In every 19 years, the solar and lunar calendars basically synchronize, with only about 2 hours of difference. Thus each 19 years is called a Small Mahzor in Jewish Talmudic Calendar, which is equivalent to the Greek Metonic Cycle, although they do not start on the same year. The year of creation according to the Rabbinical Chronology (3761 BC) is taken as year 1 in the first Small Mahzor. The Greek cycle begins from an arbitrarily year, usually from the beginning of the Common Era (Anno Domini).

If every 13 Small Mahzor is called an Iggul, because 12 times 2 hours is a day, and 30 days are a month, in less than 30 Igguls a whole intercalary month should be removed.

The Year Patterns[edit]

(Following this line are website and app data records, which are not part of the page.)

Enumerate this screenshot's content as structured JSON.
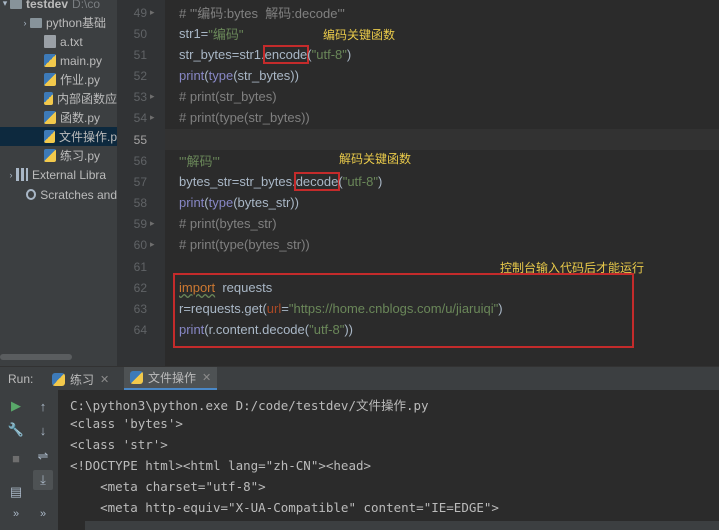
{
  "project": {
    "root_name": "testdev",
    "root_path": "D:\\co",
    "items": [
      {
        "label": "python基础",
        "type": "folder"
      },
      {
        "label": "a.txt",
        "type": "txt"
      },
      {
        "label": "main.py",
        "type": "py"
      },
      {
        "label": "作业.py",
        "type": "py"
      },
      {
        "label": "内部函数应",
        "type": "py"
      },
      {
        "label": "函数.py",
        "type": "py"
      },
      {
        "label": "文件操作.p",
        "type": "py",
        "selected": true
      },
      {
        "label": "练习.py",
        "type": "py"
      }
    ],
    "external_libraries": "External Libra",
    "scratches": "Scratches and"
  },
  "editor": {
    "lines": [
      {
        "num": "49",
        "text": "# '''编码:bytes  解码:decode'''"
      },
      {
        "num": "50",
        "text": "str1=\"编码\""
      },
      {
        "num": "51",
        "text": "str_bytes=str1.encode(\"utf-8\")"
      },
      {
        "num": "52",
        "text": "print(type(str_bytes))"
      },
      {
        "num": "53",
        "text": "# print(str_bytes)"
      },
      {
        "num": "54",
        "text": "# print(type(str_bytes))"
      },
      {
        "num": "55",
        "text": ""
      },
      {
        "num": "56",
        "text": "'''解码'''"
      },
      {
        "num": "57",
        "text": "bytes_str=str_bytes.decode(\"utf-8\")"
      },
      {
        "num": "58",
        "text": "print(type(bytes_str))"
      },
      {
        "num": "59",
        "text": "# print(bytes_str)"
      },
      {
        "num": "60",
        "text": "# print(type(bytes_str))"
      },
      {
        "num": "61",
        "text": ""
      },
      {
        "num": "62",
        "text": "import  requests"
      },
      {
        "num": "63",
        "text": "r=requests.get(url=\"https://home.cnblogs.com/u/jiaruiqi\")"
      },
      {
        "num": "64",
        "text": "print(r.content.decode(\"utf-8\"))"
      }
    ],
    "annotations": {
      "encode_note": "编码关键函数",
      "decode_note": "解码关键函数",
      "console_note": "控制台输入代码后才能运行"
    }
  },
  "run": {
    "label": "Run:",
    "tabs": [
      {
        "label": "练习",
        "active": false
      },
      {
        "label": "文件操作",
        "active": true
      }
    ],
    "console": [
      "C:\\python3\\python.exe D:/code/testdev/文件操作.py",
      "<class 'bytes'>",
      "<class 'str'>",
      "<!DOCTYPE html><html lang=\"zh-CN\"><head>",
      "    <meta charset=\"utf-8\">",
      "    <meta http-equiv=\"X-UA-Compatible\" content=\"IE=EDGE\">"
    ]
  },
  "colors": {
    "accent": "#4a88c7",
    "highlight_box": "#c42b2b",
    "annotation_text": "#e8c94a"
  }
}
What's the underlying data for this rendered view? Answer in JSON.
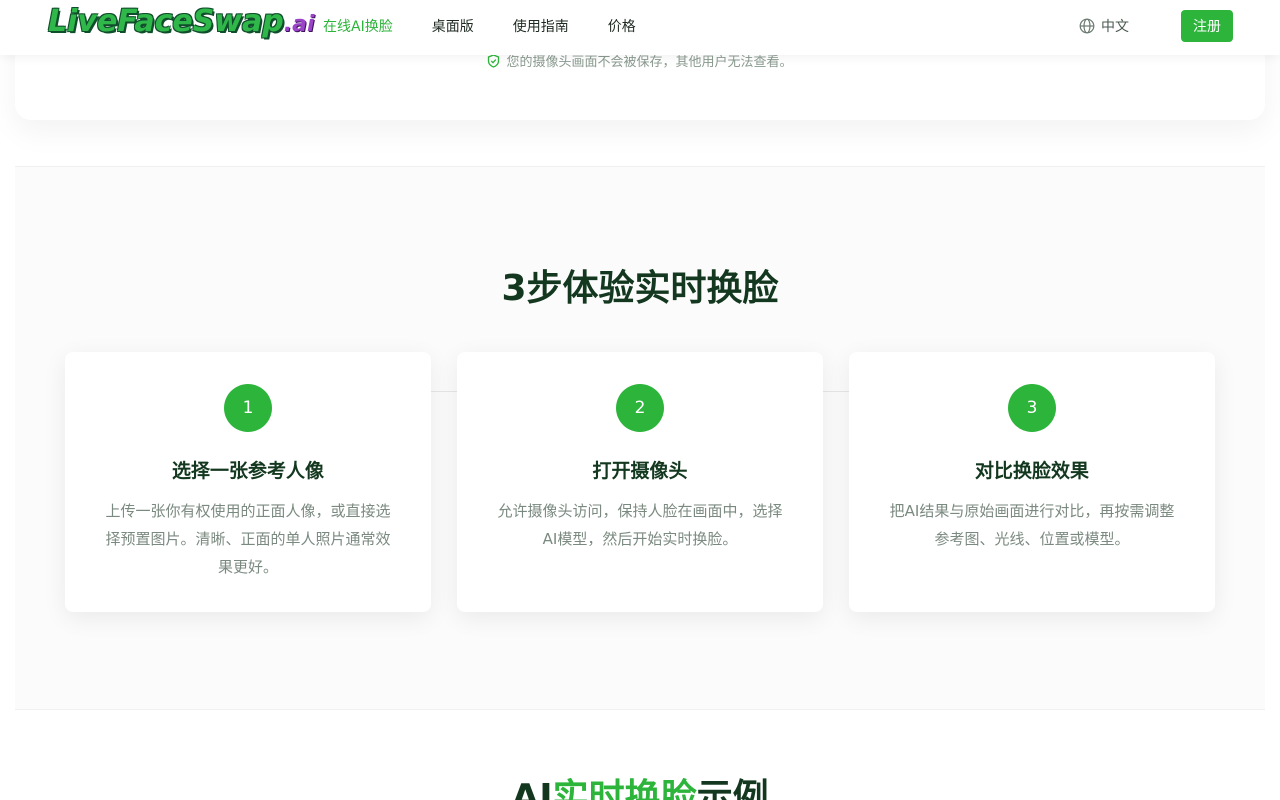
{
  "header": {
    "logo_main": "LiveFaceSwap",
    "logo_suffix": ".ai",
    "nav": [
      {
        "label": "在线AI换脸"
      },
      {
        "label": "桌面版"
      },
      {
        "label": "使用指南"
      },
      {
        "label": "价格"
      }
    ],
    "language": "中文",
    "signup_label": "注册"
  },
  "privacy_note": "您的摄像头画面不会被保存，其他用户无法查看。",
  "steps": {
    "title": "3步体验实时换脸",
    "cards": [
      {
        "number": "1",
        "title": "选择一张参考人像",
        "desc": "上传一张你有权使用的正面人像，或直接选择预置图片。清晰、正面的单人照片通常效果更好。"
      },
      {
        "number": "2",
        "title": "打开摄像头",
        "desc": "允许摄像头访问，保持人脸在画面中，选择AI模型，然后开始实时换脸。"
      },
      {
        "number": "3",
        "title": "对比换脸效果",
        "desc": "把AI结果与原始画面进行对比，再按需调整参考图、光线、位置或模型。"
      }
    ]
  },
  "examples": {
    "title_prefix": "AI",
    "title_highlight": "实时换脸",
    "title_suffix": "示例"
  },
  "colors": {
    "accent": "#2db43b",
    "heading": "#13381f"
  }
}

The position of the years in a Small Mahzor is called the Golden Number. The pattern of the leap years will change slightly each Iggul, but the Jewish Talmudic Calendar fixd the leap years in the year with these golden numbers: 3, 6, 8, 11, 14, 17, 19. If we mark a Leap year as L, the Followship Year as F, and the Other common year as O, we have

Golden Numbers 1 2 3 4 5 6 7 8 9 10 11 12 13 14 15 16 17 18 19
Year Types F O L F O L F L F O L F O L F O L F L

Because the Julian years are 365 and a quarter days, in every 28 years the weekday pattern will repeat. This is call the Sun Cycle. The beginning of this cycle is arbitrary.

Because every 50 years is a Jubilee year, there is a Yobel Cycle; Because every seven years is a sabbatical year, there is a seven-year Release Cycle. The placement of these cycles is controversial. Historically there are enough evidences to fix the sabbatical years in the Second Temple Period.[5] But it may not match with the sabbatical cycle derived from the biblical period; and there is no consensus on whether or not the Jubilee year is the fiftieth year or the latter half of the forty ninth year.

Hebrew Calendar[edit]

A few suggestions were made to improve the Jewish Talmudic Calendar, in order to reduce its accumulated error for the remote past and future. One is to delay the leap years gradually so that a whole intercalary month is taken out at the end of Iggul 21; another is to adopt the synodic month to be the more accurate 29.53058868 days, thus the length of the year would be (235*13*26-1)/(19*13*26) = 365.2426 days, very close to the actual 365.2422 days of the tropical year. The result is the "Hebrew Calendar" in the program CalMaster2000.[6]


  1. ^ Arthur Spier, The Comprehensive Hebrew Calendar: Its Structure, History, and One Hundred Years of Corresponding Dates: 5660-5760, 1900-2000 (New York: Behrman House, Inc. Publishers)
  2. ^ Arthur Waskow, Seasons of Joy: a modern guide to the Jewish holidays (Boston: Beacon Press, 1982)
  3. ^ Dershowitz, Nachum; Reingold, Edward (2007). Calendrical Calculations (3 ed.). Cambridge University Press. p. 92. ISBN 978-0521885409. 
  4. ^ Edgar Frank, Talmudic and Rabbinical Chronology: The System of Counting Years in Jewish Literature, (New York: Philip Feldheim, Inc., Publisher, 1956)
  5. ^ B. Zuckermann, A Treatise on the Sabbatical Cycle and the Jubilee, trans. A. Löwy (New York: Hermon Press, 1974)
  6. ^ A. O. Scheffler and P. P. Scheffler, Calmaster2000: Dates, Holidays, Astronomical Events (Pittsburgh, PA: Zephyr Services).